Tag is no more! The communication between the two processes is now done by using events.

 

Changing song from the foreground

If you want to change song from the foreground you just call:
BackgroundMediaPlayer.Current.SetUriSource(new Uri("ms-appx:///Assets/Media/Ring02.wma"));
BackgroundMediaPlayer.Current.Play();
Remember to use SetUriSource because the other overloads will throw exceptions.

 

Changing song from the background

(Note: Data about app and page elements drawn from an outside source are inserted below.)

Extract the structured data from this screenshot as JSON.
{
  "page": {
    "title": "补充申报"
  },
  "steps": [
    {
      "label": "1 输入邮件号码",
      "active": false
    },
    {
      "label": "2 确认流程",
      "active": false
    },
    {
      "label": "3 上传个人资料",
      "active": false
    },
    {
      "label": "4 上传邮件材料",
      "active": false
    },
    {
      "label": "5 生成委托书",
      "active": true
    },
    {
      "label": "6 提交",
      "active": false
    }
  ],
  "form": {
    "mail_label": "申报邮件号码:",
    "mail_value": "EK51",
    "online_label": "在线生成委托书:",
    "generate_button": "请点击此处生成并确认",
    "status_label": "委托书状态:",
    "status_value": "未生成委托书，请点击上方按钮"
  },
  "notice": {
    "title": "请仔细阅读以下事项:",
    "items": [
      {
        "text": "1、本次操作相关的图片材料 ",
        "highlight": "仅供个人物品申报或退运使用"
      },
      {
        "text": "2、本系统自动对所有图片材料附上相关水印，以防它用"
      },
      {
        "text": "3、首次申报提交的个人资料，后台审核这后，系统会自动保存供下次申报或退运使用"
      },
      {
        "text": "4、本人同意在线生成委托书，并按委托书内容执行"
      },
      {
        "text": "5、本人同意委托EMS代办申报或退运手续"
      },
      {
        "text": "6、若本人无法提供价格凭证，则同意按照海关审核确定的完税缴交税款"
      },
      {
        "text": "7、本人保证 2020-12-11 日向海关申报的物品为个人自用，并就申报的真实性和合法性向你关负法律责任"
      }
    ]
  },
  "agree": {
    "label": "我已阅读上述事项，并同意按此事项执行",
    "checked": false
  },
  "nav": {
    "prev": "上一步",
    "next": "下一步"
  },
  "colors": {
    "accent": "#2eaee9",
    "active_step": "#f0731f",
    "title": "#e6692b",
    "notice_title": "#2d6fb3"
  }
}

To do this we need to tell the background to start playing a song. This is done by calling the BackgroundMediaPlayer function SendMessageToBackground:
BackgroundMediaPlayer.SendMessageToBackground(new ValueSet { { "play", "0" } });
The background AudioPlayer need to have set up to listen to the message in the Run method:
BackgroundMediaPlayer.MessageReceivedFromForeground += BackgroundMediaPlayer_MessageReceivedFromForeground;
After receiving the message just do the same as in the forground to play songs.

 

Listen to event from the system

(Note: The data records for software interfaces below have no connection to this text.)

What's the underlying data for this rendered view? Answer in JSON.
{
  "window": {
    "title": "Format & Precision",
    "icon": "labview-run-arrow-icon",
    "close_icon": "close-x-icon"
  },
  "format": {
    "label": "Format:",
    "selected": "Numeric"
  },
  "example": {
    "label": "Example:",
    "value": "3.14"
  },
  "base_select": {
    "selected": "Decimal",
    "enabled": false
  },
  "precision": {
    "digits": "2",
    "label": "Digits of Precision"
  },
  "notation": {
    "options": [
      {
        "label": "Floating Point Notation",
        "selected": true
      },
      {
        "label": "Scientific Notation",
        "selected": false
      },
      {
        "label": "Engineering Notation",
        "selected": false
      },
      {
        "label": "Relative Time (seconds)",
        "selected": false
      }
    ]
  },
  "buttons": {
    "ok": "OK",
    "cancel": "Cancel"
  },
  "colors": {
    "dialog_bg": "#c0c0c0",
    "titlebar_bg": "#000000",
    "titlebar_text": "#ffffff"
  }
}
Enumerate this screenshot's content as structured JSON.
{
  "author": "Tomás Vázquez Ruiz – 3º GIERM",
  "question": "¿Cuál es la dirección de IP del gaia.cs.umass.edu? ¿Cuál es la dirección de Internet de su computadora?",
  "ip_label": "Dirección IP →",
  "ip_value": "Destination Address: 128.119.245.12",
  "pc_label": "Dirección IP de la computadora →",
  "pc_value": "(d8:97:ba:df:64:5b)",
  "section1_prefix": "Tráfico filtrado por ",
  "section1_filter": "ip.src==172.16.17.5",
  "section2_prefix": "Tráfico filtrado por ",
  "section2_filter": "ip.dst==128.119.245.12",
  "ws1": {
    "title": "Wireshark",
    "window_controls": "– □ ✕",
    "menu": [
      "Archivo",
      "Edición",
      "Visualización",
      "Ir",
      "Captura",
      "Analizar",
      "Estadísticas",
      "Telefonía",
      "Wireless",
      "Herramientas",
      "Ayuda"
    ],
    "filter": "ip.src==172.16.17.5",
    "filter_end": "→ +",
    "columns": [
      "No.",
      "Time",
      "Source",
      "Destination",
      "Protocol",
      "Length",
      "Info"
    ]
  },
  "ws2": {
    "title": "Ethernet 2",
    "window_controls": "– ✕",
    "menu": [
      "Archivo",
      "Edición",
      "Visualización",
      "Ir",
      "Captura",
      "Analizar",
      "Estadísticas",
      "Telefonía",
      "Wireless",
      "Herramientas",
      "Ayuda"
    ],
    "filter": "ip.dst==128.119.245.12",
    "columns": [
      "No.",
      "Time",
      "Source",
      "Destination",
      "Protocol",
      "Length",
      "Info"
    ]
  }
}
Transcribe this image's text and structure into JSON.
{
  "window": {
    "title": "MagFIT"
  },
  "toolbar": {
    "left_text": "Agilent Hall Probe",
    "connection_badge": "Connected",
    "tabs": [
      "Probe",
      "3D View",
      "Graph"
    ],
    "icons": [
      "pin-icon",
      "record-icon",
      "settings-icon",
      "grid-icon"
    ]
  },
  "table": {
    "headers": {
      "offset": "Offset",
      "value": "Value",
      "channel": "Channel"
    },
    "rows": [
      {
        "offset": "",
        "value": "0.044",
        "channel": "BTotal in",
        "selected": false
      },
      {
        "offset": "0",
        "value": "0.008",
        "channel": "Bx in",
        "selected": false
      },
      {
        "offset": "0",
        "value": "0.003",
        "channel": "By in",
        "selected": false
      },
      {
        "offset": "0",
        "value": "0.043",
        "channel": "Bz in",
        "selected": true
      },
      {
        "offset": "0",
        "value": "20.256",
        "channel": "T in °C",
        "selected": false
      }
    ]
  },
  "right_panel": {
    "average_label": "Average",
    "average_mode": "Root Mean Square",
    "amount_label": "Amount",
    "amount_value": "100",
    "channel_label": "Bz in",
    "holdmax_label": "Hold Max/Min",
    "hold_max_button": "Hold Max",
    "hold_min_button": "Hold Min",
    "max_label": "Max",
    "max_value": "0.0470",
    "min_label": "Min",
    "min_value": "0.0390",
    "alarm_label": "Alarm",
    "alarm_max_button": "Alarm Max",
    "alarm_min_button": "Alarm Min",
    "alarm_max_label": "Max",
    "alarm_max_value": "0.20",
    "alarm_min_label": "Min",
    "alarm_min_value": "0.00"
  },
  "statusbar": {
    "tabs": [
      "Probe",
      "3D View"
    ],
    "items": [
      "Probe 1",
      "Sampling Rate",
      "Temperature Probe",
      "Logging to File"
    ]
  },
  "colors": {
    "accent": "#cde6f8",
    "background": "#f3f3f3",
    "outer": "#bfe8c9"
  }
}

When your app is not active but your set up background player is the user can click on the player and expect your app to respond to these events. It can be for example play, pause, next and previous. To do this you need to set up this code in your AudioTask:
systemmediatransportcontrol = SystemMediaTransportControls.GetForCurrentView();
systemmediatransportcontrol.ButtonPressed += systemmediatransportcontrol_ButtonPressed;
systemmediatransportcontrol.PropertyChanged += systemmediatransportcontrol_PropertyChanged;
systemmediatransportcontrol.IsEnabled = true;
systemmediatransportcontrol.IsPauseEnabled = true;
systemmediatransportcontrol.IsPlayEnabled = true;
systemmediatransportcontrol.IsNextEnabled = true;
systemmediatransportcontrol.IsPreviousEnabled = true;
Then in the function systemmediatransportcontrol_ButtonPressed your app will receive the events from the phone. You can then from the AudioTask send an event to the forground using BackgroundMediaPlayer.SendMessageToForeground. This has to be set up in the foreground to work:
BackgroundMediaPlayer.MessageReceivedFromBackground += BackgroundMediaPlayer_MessageReceivedFromBackground;
You can now change your app if it is running to correspond to what the background is up to, changing song, pause etc.

 

Summary

This was a quick introduction on how to use the BackgroundMediaPlayer. It is a bit of work to get it to work but luckily there is a lot of help. Please look at http://msdn.microsoft.com/en-US/library/windows/apps/xaml/dn642090 for info and http://code.msdn.microsoft.com/wpapps/BackgroundAudio-63bbc319 to see a working example.